Deborah Sweeney – Four tips to help give your business a clearer direction in 2014

It’s still 2013 as I’m writing this, but by the time everyone else reads it, we’ll be closing in on 2014 and kicking off the New Year, working to make good on the resolutions and plans we promised our businesses.

What’s one area to take a closer look at? The company mission statement.

Typically defined as a formal summary of what your organization intends to do in both the short term and long run, mission statements also tend to be woefully outdated thanks to their very definition.

Formality and a lengthy summary can’t hold our attention span the way a down-to-earth and easily tweetable statement can. Now this isn’t to say you need to write everything in 140 characters or less. But if you don’t already have one in place for your business or you have a really stale statement that no longer gels with the direction your company has taken, it might be time to conduct some early spring-cleaning and overhaul your mission statement.

Aim for real and actionable, but also slightly lofty

As mentioned in Inc., mission statements should contain the following four elements: value, inspiration, plausibility and specificity. A simple, concise, grounded and fitting statement that addresses a call to action is the key here. It’s understandable that your statement shouldn’t be too much of a pie-in-the-sky plan for your business (steer clear of “we’ll single-handedly heal the world”-isms).

But a mission statement also needs to inspire just as much as it needs to encourage others to act out on it. Include at least one attainable element that shows how your company can go above and beyond where others may not.

It shouldn’t just be a description of your business

It’s easy to muddle together the synopsis of what your brand does with what it aspires to do. While you do need to mention what it is your business does, keep your overall business description separate from your mission statement — after all, the mission is based on the intentions of your company.

Think about your statement on an annual basis

Making changes to your statement at the start of the year is a great way to kick everything off to a solid start, but it’s also important to revisit your mission statement on an annual basis to make sure it’s still a fit for your company. Additionally, revisit the way you put it together from the grammar usage to how comprehensive it is.

Share your statement with your employees and customers!

At my company, we’re in the midst of revising our own mission statement and plan to make signs for each employee’s desk to showcase the new statement.

Whether you decide to redo your statement completely or even if you make just a few small changes, share them with your team members and customers — it’s a great and fresh reminder of all that your business stands for.

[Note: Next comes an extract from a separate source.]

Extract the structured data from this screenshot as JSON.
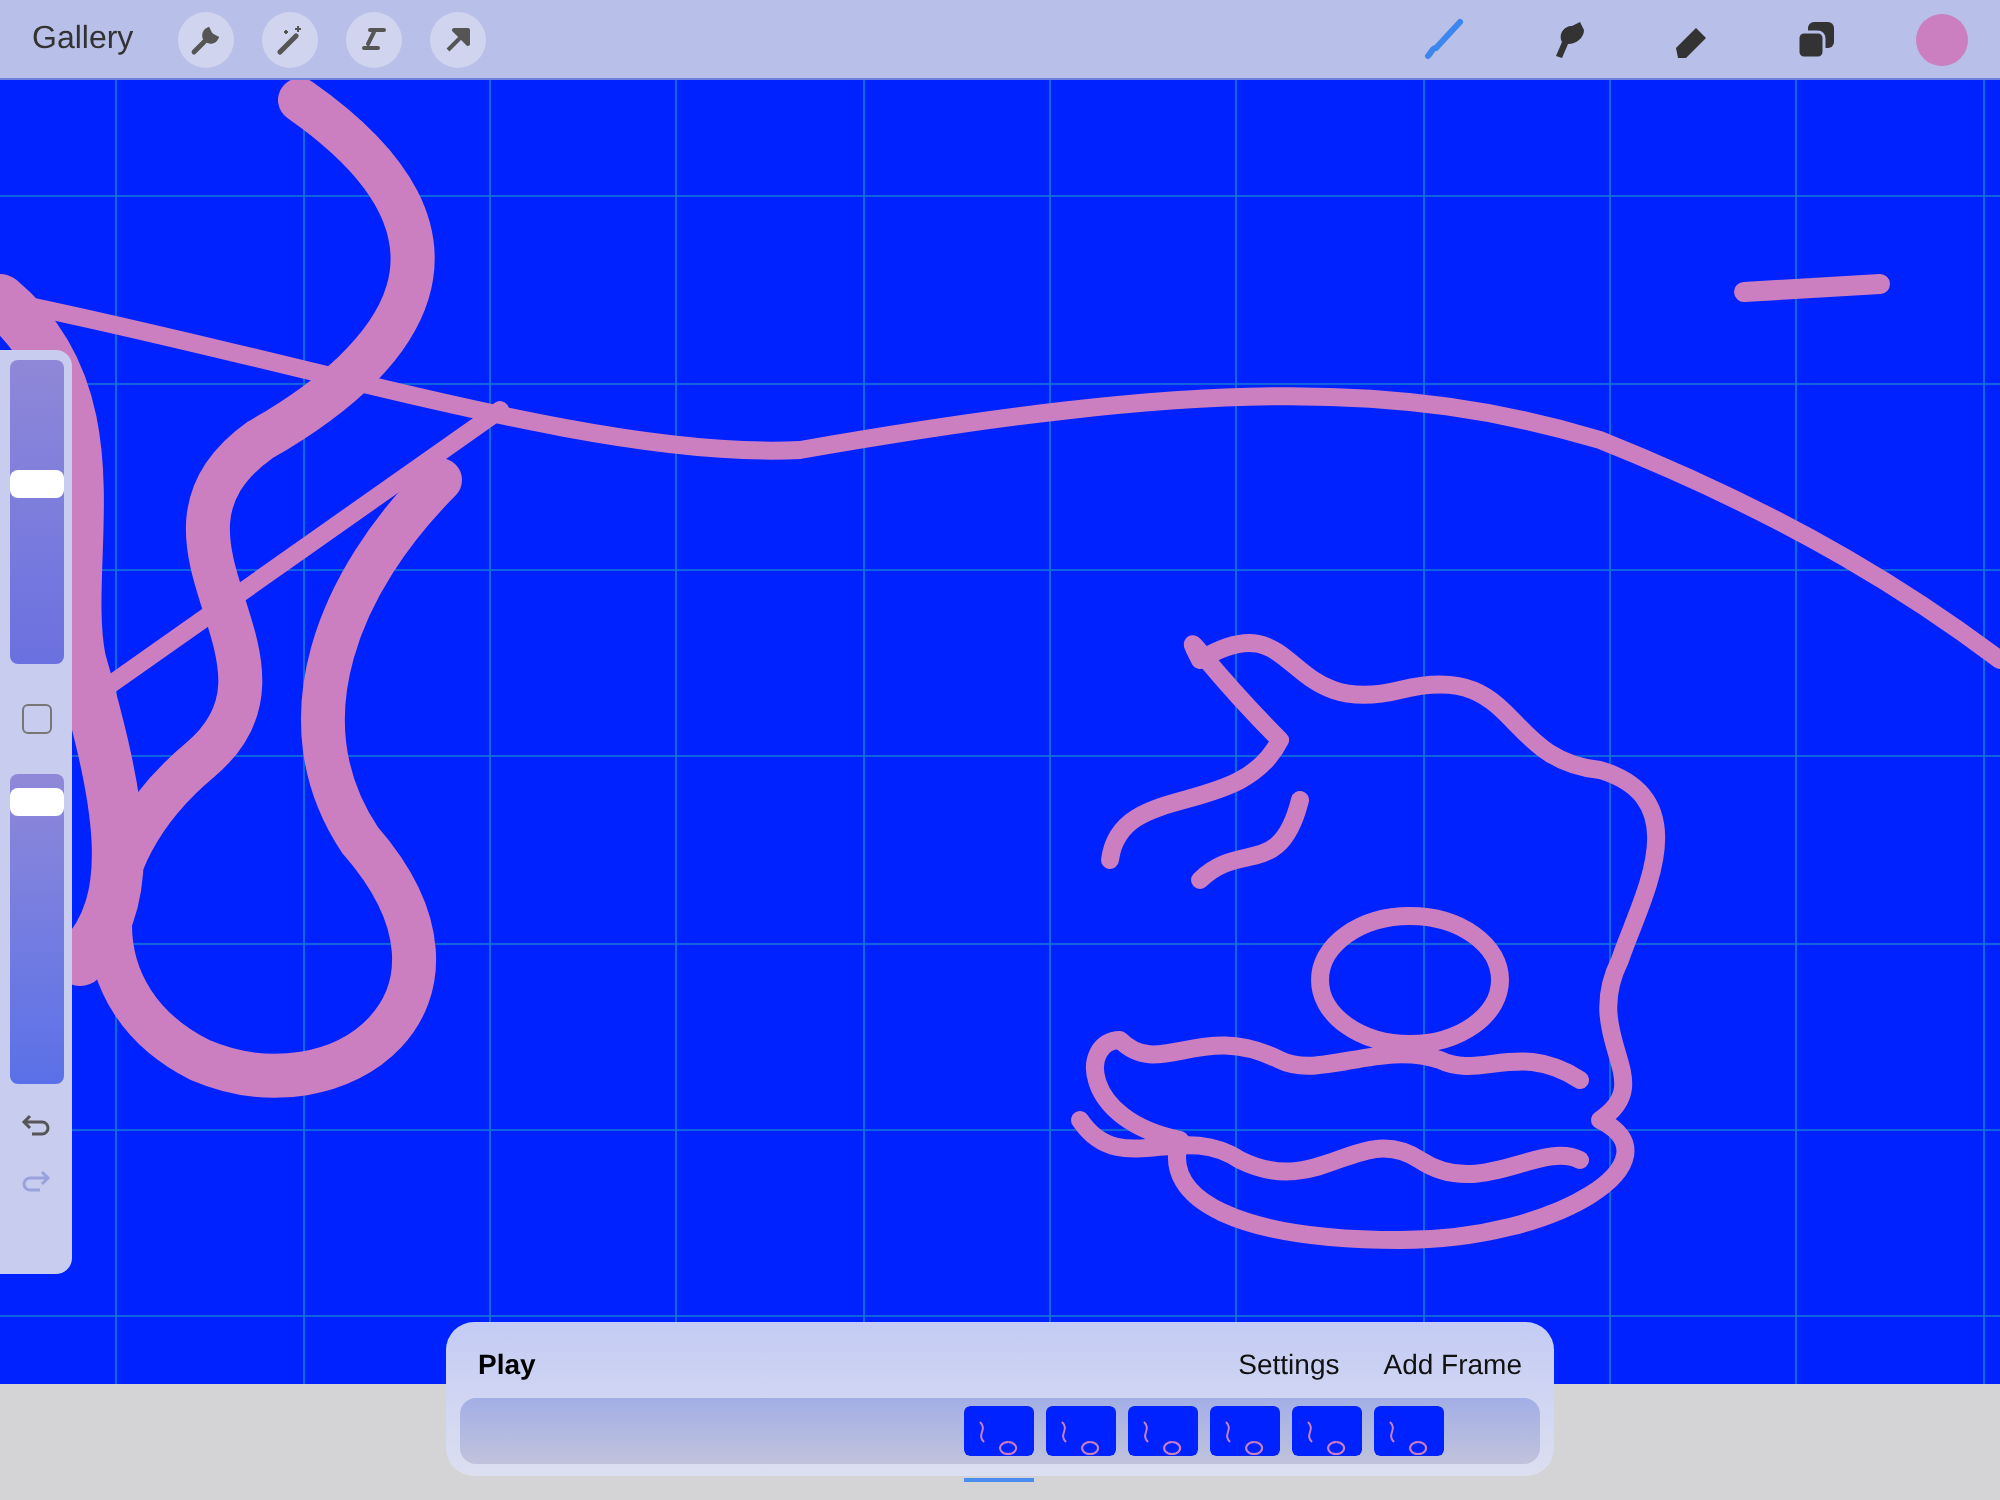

Deborah Sweeney is the CEO of MyCorporation is a leader in online legal filing services for entrepreneurs and businesses, providing startup bundles that include corporation and LLC formation, registered agent, DBA, and trademark and copyright filing services. MyCorporation does all the work, making the business formation and maintenance quick and painless, so business owners can focus on what they do best. Follow her on Google+ and on Twitter @deborahsweeney